YOUNGSTOWN, Ohio (WKBN) – The holidays can bring a range of emotions for those who have lost loved ones, no matter how much time has passed. We spoke with two women who know the heartbreak of loss all too well. They share their outlook on the holidays and how they cope with grief.
“She was angelic the day she was born,” said Amy Giovannone about her daughter, Sierra.
Sierra was killed in Warren in 2014 at the age of 23. This year marks Amy’s eighth Christmas without her.
For others like Hope Haney with the Mahoning Valley National Alliance on Mental Illness (NAMI), the loss is more recent. She lost her husband, Don, in March 2020 to the coronavirus.
“He became sick very suddenly and then he passed,” Hope said.
Hope says grieving around the holidays can be difficult because most people expect you to be happy.
For Amy, she has drawn a lot of her strength from her faith. She says Sierra would not want to see her stop enjoying her life.
“I have a different take on holidays. Even though I love them, and I still love them and I’m so thankful for all of my friends, for all of my blessings I still have,” Amy said.
Hope says it’s important that you set realistic expectations, adding that working on ways to work through the emotional turmoil is key.
“You have to allow yourself to feel those strong emotions. You have to acknowledge, ‘Yes, this is not like the other holidays, this is going to be very difficult,”’ Hope said.
A process that Amy continues to work through.
“For 23 years I was Sierra’s mom, and then to have such a horrible tragedy happen and not really know where to turn or who am I now?” Amy said.
Some days are harder than others for Amy, but she says it all comes down to mindset.
“I do have sadness, and those are normal human emotions, but being miserable is a choice,” Amy said.
Amy says she’s choosing not to be miserable on Christmas, adding that grief is not chronological and it’s part of the healing process.

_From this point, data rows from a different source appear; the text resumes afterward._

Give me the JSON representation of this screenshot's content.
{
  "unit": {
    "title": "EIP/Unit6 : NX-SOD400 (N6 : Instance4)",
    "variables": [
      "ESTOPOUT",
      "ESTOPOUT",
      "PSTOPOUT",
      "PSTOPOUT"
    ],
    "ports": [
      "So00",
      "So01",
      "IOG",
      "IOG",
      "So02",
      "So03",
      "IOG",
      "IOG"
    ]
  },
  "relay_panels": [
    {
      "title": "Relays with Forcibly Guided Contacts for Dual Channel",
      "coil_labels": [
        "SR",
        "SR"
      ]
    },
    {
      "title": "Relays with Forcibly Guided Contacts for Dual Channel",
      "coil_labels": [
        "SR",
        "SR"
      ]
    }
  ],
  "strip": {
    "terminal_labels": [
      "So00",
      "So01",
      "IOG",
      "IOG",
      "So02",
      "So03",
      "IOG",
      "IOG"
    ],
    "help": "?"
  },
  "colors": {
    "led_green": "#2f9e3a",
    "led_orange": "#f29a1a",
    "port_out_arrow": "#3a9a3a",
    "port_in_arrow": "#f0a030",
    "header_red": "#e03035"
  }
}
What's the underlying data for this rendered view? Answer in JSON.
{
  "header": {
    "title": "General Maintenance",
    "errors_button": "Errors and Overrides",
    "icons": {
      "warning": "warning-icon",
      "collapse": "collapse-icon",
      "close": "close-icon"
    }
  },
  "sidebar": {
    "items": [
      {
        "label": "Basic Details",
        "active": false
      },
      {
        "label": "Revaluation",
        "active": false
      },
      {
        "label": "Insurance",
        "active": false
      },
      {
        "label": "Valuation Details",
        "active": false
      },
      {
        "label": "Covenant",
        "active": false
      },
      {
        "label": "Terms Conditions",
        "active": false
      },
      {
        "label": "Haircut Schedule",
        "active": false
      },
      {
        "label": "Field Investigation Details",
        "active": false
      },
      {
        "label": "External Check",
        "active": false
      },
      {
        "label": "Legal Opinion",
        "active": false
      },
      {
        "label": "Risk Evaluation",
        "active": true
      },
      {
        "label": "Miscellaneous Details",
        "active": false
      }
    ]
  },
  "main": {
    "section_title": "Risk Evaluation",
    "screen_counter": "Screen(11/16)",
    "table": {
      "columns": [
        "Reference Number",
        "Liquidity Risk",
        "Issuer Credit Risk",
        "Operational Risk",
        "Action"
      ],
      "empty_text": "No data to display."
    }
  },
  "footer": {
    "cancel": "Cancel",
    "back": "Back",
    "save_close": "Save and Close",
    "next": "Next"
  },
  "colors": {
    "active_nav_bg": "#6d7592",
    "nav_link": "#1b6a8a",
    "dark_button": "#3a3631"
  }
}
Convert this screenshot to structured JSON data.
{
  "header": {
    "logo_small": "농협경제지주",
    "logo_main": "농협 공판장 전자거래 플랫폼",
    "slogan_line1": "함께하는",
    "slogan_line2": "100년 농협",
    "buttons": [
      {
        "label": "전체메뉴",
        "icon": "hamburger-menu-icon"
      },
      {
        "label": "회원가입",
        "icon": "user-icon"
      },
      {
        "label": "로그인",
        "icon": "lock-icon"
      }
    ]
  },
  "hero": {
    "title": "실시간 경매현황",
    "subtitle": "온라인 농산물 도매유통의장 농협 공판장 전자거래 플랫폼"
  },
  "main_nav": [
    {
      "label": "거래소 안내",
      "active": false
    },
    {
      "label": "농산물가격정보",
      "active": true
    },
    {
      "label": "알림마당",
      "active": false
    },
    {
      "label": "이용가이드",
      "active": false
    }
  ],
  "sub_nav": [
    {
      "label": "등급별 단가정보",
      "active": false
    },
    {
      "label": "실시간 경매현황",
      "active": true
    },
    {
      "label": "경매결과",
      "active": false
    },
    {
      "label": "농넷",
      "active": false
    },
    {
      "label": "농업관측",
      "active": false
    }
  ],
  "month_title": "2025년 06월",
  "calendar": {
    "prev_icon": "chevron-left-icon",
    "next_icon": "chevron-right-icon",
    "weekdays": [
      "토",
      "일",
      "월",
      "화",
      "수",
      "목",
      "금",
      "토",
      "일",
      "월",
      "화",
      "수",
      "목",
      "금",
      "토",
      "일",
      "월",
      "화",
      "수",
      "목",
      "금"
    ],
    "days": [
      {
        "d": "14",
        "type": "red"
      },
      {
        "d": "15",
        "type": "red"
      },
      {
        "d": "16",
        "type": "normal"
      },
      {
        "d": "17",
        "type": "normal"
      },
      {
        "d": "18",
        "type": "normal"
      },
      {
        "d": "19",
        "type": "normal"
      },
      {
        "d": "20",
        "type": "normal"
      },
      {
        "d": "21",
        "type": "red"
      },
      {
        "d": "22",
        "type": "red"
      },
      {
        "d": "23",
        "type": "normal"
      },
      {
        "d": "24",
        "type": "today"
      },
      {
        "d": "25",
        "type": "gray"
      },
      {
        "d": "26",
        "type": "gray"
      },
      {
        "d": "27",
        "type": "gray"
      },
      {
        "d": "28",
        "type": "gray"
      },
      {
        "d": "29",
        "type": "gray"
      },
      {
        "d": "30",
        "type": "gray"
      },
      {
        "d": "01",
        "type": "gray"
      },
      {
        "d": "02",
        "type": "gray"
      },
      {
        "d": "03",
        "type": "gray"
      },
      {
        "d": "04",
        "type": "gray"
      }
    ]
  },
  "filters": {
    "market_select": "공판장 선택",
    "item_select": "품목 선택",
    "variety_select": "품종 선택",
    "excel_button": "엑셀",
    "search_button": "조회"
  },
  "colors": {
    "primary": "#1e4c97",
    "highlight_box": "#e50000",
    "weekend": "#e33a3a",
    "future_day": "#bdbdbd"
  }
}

She says unfortunately, we can’t change what has happened.
“But we don’t have to be what has happened to us, what has happened to us does not have to define us,” Amy said.
Amy’s nonprofit Sierra’s Sanctuary has a group called Healing Hearts for anyone struggling.
NAMI also offers support groups run entirely by people dealing with mental health issues.